— Work order —
Among the entries below, find the lines holding "subject" and copy them.

— Data for this task —
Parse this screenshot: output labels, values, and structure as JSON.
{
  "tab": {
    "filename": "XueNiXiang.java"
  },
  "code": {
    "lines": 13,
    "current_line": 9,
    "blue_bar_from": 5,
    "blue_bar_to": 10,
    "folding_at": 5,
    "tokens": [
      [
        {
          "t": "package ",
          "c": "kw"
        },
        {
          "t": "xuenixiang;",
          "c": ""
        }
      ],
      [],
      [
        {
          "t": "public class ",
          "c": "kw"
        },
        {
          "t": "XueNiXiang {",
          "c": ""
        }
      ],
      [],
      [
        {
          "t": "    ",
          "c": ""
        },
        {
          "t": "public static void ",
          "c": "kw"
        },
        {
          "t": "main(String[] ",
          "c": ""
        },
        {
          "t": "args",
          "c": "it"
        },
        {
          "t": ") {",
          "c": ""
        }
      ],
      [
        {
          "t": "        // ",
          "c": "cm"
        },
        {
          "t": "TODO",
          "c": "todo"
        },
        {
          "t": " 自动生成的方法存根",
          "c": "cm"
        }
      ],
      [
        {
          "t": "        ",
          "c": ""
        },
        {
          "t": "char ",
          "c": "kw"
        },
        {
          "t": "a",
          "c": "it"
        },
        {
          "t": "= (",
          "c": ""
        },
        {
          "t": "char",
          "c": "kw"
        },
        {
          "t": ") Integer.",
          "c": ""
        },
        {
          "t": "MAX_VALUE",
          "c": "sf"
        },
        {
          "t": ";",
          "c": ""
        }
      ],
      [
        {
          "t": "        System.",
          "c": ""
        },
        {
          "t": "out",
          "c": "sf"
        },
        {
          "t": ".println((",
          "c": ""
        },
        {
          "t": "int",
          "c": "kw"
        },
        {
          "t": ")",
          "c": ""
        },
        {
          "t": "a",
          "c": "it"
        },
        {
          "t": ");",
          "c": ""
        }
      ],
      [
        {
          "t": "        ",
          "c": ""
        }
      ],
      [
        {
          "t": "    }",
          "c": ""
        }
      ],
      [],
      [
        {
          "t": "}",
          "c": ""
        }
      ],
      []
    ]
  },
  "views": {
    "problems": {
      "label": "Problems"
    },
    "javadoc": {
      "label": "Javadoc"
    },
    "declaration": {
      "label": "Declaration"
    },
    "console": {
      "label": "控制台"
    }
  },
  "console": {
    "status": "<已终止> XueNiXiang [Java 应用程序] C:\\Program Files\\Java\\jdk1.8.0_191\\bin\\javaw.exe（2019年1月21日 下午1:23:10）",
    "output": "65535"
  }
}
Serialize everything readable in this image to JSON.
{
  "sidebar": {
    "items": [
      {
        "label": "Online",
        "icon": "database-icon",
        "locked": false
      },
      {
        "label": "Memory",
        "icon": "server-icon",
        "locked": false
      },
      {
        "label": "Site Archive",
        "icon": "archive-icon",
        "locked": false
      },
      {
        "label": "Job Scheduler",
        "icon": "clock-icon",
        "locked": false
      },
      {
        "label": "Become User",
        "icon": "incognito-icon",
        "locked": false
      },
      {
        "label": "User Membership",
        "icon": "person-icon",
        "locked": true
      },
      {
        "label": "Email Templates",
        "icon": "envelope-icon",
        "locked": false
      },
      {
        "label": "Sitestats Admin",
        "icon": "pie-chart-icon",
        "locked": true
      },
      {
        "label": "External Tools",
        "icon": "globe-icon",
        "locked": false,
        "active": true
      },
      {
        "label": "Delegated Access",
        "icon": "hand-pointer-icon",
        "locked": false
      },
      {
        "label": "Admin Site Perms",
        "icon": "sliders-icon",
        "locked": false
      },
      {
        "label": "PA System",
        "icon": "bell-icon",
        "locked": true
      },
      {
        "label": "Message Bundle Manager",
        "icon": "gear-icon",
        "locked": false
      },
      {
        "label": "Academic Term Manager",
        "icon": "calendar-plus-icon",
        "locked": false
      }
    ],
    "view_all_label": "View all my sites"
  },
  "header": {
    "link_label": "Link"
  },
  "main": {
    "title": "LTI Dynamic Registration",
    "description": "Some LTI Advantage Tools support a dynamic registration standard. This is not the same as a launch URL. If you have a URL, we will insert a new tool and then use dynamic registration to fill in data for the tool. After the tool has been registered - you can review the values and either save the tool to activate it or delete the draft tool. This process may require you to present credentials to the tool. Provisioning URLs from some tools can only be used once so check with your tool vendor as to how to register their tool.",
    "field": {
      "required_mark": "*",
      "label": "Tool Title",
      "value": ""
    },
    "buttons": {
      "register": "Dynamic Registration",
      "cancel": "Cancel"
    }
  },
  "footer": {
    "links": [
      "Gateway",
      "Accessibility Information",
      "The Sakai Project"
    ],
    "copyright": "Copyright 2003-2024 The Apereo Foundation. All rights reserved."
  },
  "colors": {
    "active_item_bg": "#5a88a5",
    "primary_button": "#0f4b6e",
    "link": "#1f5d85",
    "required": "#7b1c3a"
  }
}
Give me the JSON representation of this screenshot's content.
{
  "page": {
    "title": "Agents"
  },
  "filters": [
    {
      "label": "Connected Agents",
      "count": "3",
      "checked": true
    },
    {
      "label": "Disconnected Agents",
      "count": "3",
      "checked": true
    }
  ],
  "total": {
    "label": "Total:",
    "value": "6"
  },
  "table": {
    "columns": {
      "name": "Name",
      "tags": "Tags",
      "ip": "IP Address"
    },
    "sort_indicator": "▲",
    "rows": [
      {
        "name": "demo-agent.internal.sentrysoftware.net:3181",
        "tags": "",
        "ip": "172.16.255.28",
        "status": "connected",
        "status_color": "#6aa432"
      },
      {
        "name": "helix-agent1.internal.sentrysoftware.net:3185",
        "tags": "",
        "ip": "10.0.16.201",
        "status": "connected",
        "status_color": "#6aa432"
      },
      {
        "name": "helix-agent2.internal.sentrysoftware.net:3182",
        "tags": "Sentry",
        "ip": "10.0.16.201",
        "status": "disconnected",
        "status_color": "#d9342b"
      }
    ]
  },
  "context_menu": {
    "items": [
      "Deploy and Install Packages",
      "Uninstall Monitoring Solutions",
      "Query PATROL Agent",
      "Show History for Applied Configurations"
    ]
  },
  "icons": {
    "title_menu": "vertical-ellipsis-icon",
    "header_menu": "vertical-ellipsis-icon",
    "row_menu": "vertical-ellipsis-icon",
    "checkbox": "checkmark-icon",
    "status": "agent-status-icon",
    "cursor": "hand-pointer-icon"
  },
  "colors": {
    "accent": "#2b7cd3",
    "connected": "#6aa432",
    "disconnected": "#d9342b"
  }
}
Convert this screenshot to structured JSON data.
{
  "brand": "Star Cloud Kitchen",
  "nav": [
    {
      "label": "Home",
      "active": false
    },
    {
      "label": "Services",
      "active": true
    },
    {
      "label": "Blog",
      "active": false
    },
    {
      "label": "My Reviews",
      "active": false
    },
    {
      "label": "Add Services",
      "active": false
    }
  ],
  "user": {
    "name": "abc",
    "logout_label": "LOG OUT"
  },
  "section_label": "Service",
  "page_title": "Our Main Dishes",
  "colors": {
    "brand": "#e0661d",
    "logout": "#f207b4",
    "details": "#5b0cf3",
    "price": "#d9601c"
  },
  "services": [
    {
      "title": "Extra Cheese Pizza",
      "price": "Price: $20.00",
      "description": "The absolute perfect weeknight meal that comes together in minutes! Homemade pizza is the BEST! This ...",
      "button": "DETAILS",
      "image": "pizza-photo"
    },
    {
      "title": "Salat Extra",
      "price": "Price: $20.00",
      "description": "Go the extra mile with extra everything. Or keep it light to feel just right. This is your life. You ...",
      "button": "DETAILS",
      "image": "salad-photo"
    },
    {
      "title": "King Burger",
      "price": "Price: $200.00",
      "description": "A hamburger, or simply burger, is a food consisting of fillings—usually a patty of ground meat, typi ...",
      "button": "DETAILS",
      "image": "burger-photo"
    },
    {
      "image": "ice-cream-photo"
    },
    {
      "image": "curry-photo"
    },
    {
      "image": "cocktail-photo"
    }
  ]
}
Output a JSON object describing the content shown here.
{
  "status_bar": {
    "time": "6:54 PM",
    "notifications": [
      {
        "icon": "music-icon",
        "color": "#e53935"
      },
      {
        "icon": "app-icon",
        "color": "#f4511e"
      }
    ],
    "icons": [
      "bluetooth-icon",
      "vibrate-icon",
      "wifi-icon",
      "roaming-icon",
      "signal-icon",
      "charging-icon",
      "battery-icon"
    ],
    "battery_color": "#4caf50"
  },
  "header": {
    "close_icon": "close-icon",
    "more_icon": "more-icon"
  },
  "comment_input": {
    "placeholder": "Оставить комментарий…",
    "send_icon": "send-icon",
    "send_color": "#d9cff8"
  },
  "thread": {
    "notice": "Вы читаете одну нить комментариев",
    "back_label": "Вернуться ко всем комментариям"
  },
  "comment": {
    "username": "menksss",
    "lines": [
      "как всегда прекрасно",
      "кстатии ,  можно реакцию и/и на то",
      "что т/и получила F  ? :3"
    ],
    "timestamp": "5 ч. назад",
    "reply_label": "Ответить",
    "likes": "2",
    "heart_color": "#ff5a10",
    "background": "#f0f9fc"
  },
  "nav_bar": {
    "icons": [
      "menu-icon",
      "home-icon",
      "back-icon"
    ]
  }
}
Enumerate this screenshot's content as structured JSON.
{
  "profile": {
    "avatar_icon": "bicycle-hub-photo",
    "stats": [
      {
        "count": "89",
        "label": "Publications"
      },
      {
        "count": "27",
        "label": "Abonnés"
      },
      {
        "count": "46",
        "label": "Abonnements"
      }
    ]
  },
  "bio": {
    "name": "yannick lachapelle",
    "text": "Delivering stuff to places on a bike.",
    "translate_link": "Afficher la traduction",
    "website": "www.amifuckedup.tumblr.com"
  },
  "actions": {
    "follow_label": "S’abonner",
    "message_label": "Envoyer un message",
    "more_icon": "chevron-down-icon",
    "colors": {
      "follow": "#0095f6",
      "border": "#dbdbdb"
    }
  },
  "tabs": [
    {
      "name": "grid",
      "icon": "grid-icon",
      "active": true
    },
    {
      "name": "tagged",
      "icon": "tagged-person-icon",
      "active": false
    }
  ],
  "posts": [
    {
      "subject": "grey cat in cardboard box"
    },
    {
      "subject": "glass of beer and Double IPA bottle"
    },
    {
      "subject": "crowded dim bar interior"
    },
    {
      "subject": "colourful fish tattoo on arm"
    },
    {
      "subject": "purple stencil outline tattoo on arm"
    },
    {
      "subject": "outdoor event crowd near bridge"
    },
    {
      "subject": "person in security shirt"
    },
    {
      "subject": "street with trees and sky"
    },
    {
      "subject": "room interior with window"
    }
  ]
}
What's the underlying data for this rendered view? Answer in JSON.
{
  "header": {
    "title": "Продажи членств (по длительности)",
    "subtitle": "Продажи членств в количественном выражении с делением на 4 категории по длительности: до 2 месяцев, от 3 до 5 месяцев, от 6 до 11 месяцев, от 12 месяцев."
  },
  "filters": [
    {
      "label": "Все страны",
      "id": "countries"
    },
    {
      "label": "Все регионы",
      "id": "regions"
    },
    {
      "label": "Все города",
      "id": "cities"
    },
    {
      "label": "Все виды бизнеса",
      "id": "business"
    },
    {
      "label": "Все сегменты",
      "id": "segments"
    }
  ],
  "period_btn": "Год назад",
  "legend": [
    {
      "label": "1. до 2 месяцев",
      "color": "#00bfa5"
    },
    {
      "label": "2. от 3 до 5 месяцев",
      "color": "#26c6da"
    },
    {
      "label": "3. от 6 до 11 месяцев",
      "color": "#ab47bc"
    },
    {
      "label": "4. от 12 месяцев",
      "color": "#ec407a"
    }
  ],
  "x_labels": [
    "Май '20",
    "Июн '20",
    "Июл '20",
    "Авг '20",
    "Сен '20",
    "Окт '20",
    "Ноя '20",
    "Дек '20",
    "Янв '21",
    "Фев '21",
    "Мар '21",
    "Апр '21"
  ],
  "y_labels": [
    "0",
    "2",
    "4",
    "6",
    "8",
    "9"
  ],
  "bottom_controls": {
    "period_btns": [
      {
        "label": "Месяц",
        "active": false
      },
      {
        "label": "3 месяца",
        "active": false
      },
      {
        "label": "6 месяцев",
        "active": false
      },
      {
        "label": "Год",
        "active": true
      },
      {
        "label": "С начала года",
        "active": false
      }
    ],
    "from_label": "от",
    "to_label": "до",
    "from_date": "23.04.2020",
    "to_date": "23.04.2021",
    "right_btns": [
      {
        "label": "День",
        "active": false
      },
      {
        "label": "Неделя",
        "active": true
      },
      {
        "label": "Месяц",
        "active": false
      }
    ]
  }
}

— Completed exercise —
      "subject": "grey cat in cardboard box"
      "subject": "glass of beer and Double IPA bottle"
      "subject": "crowded dim bar interior"
      "subject": "colourful fish tattoo on arm"
      "subject": "purple stencil outline tattoo on arm"
      "subject": "outdoor event crowd near bridge"
      "subject": "person in security shirt"
      "subject": "street with trees and sky"
      "subject": "room interior with window"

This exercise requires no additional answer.